Interface dataset entries:
*****

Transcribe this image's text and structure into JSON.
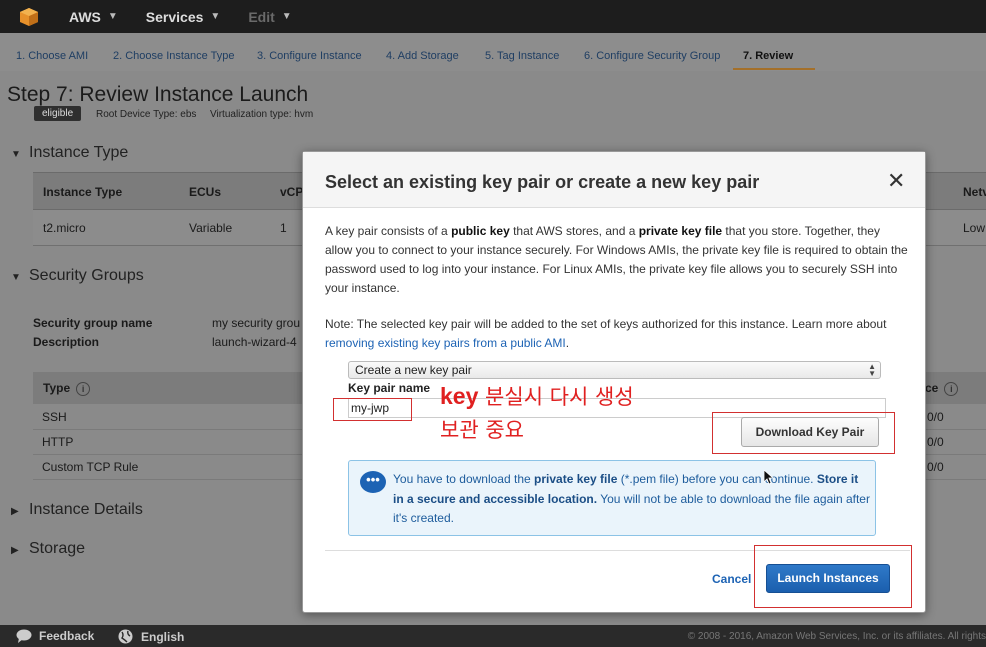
{
  "topnav": {
    "brand": "AWS",
    "services": "Services",
    "edit": "Edit"
  },
  "steps": [
    "1. Choose AMI",
    "2. Choose Instance Type",
    "3. Configure Instance",
    "4. Add Storage",
    "5. Tag Instance",
    "6. Configure Security Group",
    "7. Review"
  ],
  "page": {
    "title": "Step 7: Review Instance Launch",
    "badge": "eligible",
    "root_device": "Root Device Type: ebs",
    "virtualization": "Virtualization type: hvm",
    "instance_type_section": "Instance Type",
    "instance_table": {
      "headers": [
        "Instance Type",
        "ECUs",
        "vCP",
        "Netv"
      ],
      "row": [
        "t2.micro",
        "Variable",
        "1",
        "Low"
      ]
    },
    "security_section": "Security Groups",
    "sg_name_label": "Security group name",
    "sg_name_value": "my security grou",
    "sg_desc_label": "Description",
    "sg_desc_value": "launch-wizard-4",
    "sg_table": {
      "type_header": "Type",
      "source_header": "ce",
      "rows": [
        {
          "type": "SSH",
          "source": "0/0"
        },
        {
          "type": "HTTP",
          "source": "0/0"
        },
        {
          "type": "Custom TCP Rule",
          "source": "0/0"
        }
      ]
    },
    "instance_details_section": "Instance Details",
    "storage_section": "Storage"
  },
  "footer": {
    "feedback": "Feedback",
    "language": "English",
    "copyright": "© 2008 - 2016, Amazon Web Services, Inc. or its affiliates. All rights"
  },
  "modal": {
    "title": "Select an existing key pair or create a new key pair",
    "desc_1": "A key pair consists of a ",
    "desc_2": "public key",
    "desc_3": " that AWS stores, and a ",
    "desc_4": "private key file",
    "desc_5": " that you store. Together, they allow you to connect to your instance securely. For Windows AMIs, the private key file is required to obtain the password used to log into your instance. For Linux AMIs, the private key file allows you to securely SSH into your instance.",
    "note_text": "Note: The selected key pair will be added to the set of keys authorized for this instance. Learn more about ",
    "note_link": "removing existing key pairs from a public AMI",
    "note_end": ".",
    "select_value": "Create a new key pair",
    "key_pair_label": "Key pair name",
    "key_pair_value": "my-jwp",
    "download_button": "Download Key Pair",
    "alert_1": "You have to download the ",
    "alert_2": "private key file",
    "alert_3": " (*.pem file) before you can continue. ",
    "alert_4": "Store it in a secure and accessible location.",
    "alert_5": " You will not be able to download the file again after it's created.",
    "cancel_button": "Cancel",
    "launch_button": "Launch Instances"
  },
  "annotation": {
    "line1_key": "key",
    "line1_rest": " 분실시 다시 생성",
    "line2": "보관 중요",
    "color": "#e02020"
  }
}
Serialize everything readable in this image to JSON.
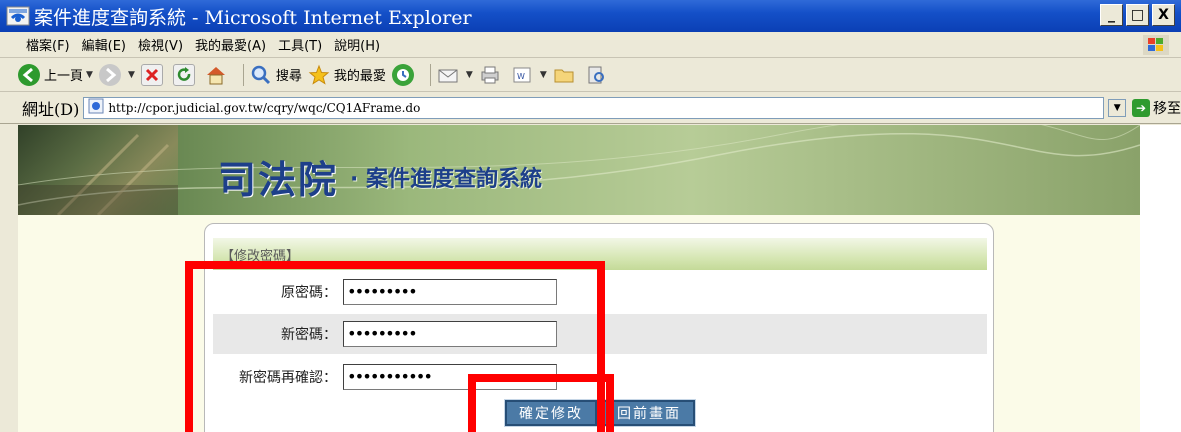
{
  "window": {
    "title": "案件進度查詢系統 - Microsoft Internet Explorer",
    "buttons": [
      "_",
      "□",
      "X"
    ]
  },
  "menubar": {
    "items": [
      "檔案(F)",
      "編輯(E)",
      "檢視(V)",
      "我的最愛(A)",
      "工具(T)",
      "說明(H)"
    ]
  },
  "toolbar": {
    "back_label": "上一頁",
    "search_label": "搜尋",
    "favorites_label": "我的最愛"
  },
  "addressbar": {
    "label": "網址(D)",
    "url": "http://cpor.judicial.gov.tw/cqry/wqc/CQ1AFrame.do",
    "go_label": "移至"
  },
  "banner": {
    "org": "司法院",
    "system": "· 案件進度查詢系統"
  },
  "form": {
    "section_title": "【修改密碼】",
    "fields": [
      {
        "label": "原密碼：",
        "value": "•••••••••"
      },
      {
        "label": "新密碼：",
        "value": "•••••••••"
      },
      {
        "label": "新密碼再確認：",
        "value": "•••••••••••"
      }
    ],
    "submit_label": "確定修改",
    "back_label": "回前畫面"
  },
  "colors": {
    "titlebar": "#0b3fb5",
    "annotation": "#ff0000",
    "button": "#4b7aa6",
    "banner_text": "#1d3f8a"
  }
}
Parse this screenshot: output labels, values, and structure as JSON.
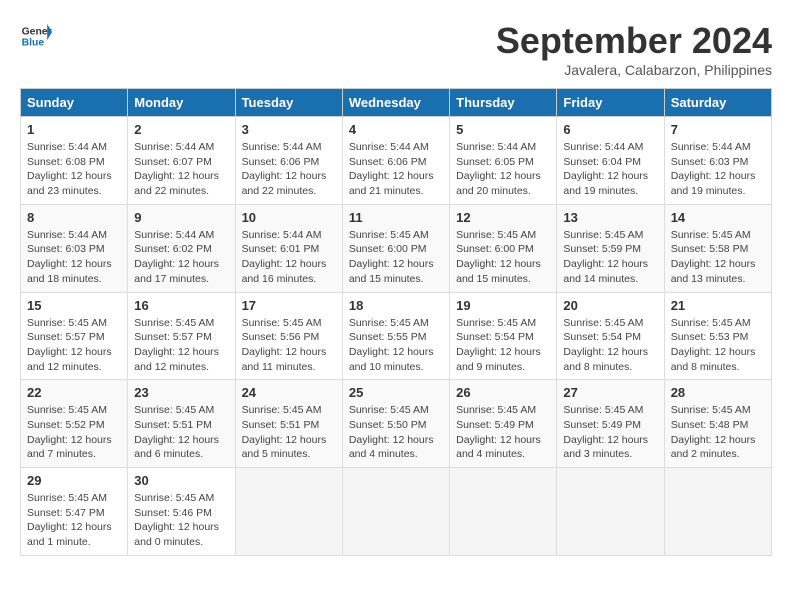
{
  "header": {
    "logo_line1": "General",
    "logo_line2": "Blue",
    "month_title": "September 2024",
    "location": "Javalera, Calabarzon, Philippines"
  },
  "weekdays": [
    "Sunday",
    "Monday",
    "Tuesday",
    "Wednesday",
    "Thursday",
    "Friday",
    "Saturday"
  ],
  "weeks": [
    [
      {
        "day": "1",
        "sunrise": "5:44 AM",
        "sunset": "6:08 PM",
        "daylight": "12 hours and 23 minutes."
      },
      {
        "day": "2",
        "sunrise": "5:44 AM",
        "sunset": "6:07 PM",
        "daylight": "12 hours and 22 minutes."
      },
      {
        "day": "3",
        "sunrise": "5:44 AM",
        "sunset": "6:06 PM",
        "daylight": "12 hours and 22 minutes."
      },
      {
        "day": "4",
        "sunrise": "5:44 AM",
        "sunset": "6:06 PM",
        "daylight": "12 hours and 21 minutes."
      },
      {
        "day": "5",
        "sunrise": "5:44 AM",
        "sunset": "6:05 PM",
        "daylight": "12 hours and 20 minutes."
      },
      {
        "day": "6",
        "sunrise": "5:44 AM",
        "sunset": "6:04 PM",
        "daylight": "12 hours and 19 minutes."
      },
      {
        "day": "7",
        "sunrise": "5:44 AM",
        "sunset": "6:03 PM",
        "daylight": "12 hours and 19 minutes."
      }
    ],
    [
      {
        "day": "8",
        "sunrise": "5:44 AM",
        "sunset": "6:03 PM",
        "daylight": "12 hours and 18 minutes."
      },
      {
        "day": "9",
        "sunrise": "5:44 AM",
        "sunset": "6:02 PM",
        "daylight": "12 hours and 17 minutes."
      },
      {
        "day": "10",
        "sunrise": "5:44 AM",
        "sunset": "6:01 PM",
        "daylight": "12 hours and 16 minutes."
      },
      {
        "day": "11",
        "sunrise": "5:45 AM",
        "sunset": "6:00 PM",
        "daylight": "12 hours and 15 minutes."
      },
      {
        "day": "12",
        "sunrise": "5:45 AM",
        "sunset": "6:00 PM",
        "daylight": "12 hours and 15 minutes."
      },
      {
        "day": "13",
        "sunrise": "5:45 AM",
        "sunset": "5:59 PM",
        "daylight": "12 hours and 14 minutes."
      },
      {
        "day": "14",
        "sunrise": "5:45 AM",
        "sunset": "5:58 PM",
        "daylight": "12 hours and 13 minutes."
      }
    ],
    [
      {
        "day": "15",
        "sunrise": "5:45 AM",
        "sunset": "5:57 PM",
        "daylight": "12 hours and 12 minutes."
      },
      {
        "day": "16",
        "sunrise": "5:45 AM",
        "sunset": "5:57 PM",
        "daylight": "12 hours and 12 minutes."
      },
      {
        "day": "17",
        "sunrise": "5:45 AM",
        "sunset": "5:56 PM",
        "daylight": "12 hours and 11 minutes."
      },
      {
        "day": "18",
        "sunrise": "5:45 AM",
        "sunset": "5:55 PM",
        "daylight": "12 hours and 10 minutes."
      },
      {
        "day": "19",
        "sunrise": "5:45 AM",
        "sunset": "5:54 PM",
        "daylight": "12 hours and 9 minutes."
      },
      {
        "day": "20",
        "sunrise": "5:45 AM",
        "sunset": "5:54 PM",
        "daylight": "12 hours and 8 minutes."
      },
      {
        "day": "21",
        "sunrise": "5:45 AM",
        "sunset": "5:53 PM",
        "daylight": "12 hours and 8 minutes."
      }
    ],
    [
      {
        "day": "22",
        "sunrise": "5:45 AM",
        "sunset": "5:52 PM",
        "daylight": "12 hours and 7 minutes."
      },
      {
        "day": "23",
        "sunrise": "5:45 AM",
        "sunset": "5:51 PM",
        "daylight": "12 hours and 6 minutes."
      },
      {
        "day": "24",
        "sunrise": "5:45 AM",
        "sunset": "5:51 PM",
        "daylight": "12 hours and 5 minutes."
      },
      {
        "day": "25",
        "sunrise": "5:45 AM",
        "sunset": "5:50 PM",
        "daylight": "12 hours and 4 minutes."
      },
      {
        "day": "26",
        "sunrise": "5:45 AM",
        "sunset": "5:49 PM",
        "daylight": "12 hours and 4 minutes."
      },
      {
        "day": "27",
        "sunrise": "5:45 AM",
        "sunset": "5:49 PM",
        "daylight": "12 hours and 3 minutes."
      },
      {
        "day": "28",
        "sunrise": "5:45 AM",
        "sunset": "5:48 PM",
        "daylight": "12 hours and 2 minutes."
      }
    ],
    [
      {
        "day": "29",
        "sunrise": "5:45 AM",
        "sunset": "5:47 PM",
        "daylight": "12 hours and 1 minute."
      },
      {
        "day": "30",
        "sunrise": "5:45 AM",
        "sunset": "5:46 PM",
        "daylight": "12 hours and 0 minutes."
      },
      null,
      null,
      null,
      null,
      null
    ]
  ]
}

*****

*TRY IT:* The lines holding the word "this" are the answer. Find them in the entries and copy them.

*TASK SOLUTION:*
Transcribe this image's text and structure into JSON.
    "note_text": "Note: The selected key pair will be added to the set of keys authorized for this instance. Learn more about ",
Serialize everything readable in this image to JSON.
Parse this screenshot: output labels, values, and structure as JSON.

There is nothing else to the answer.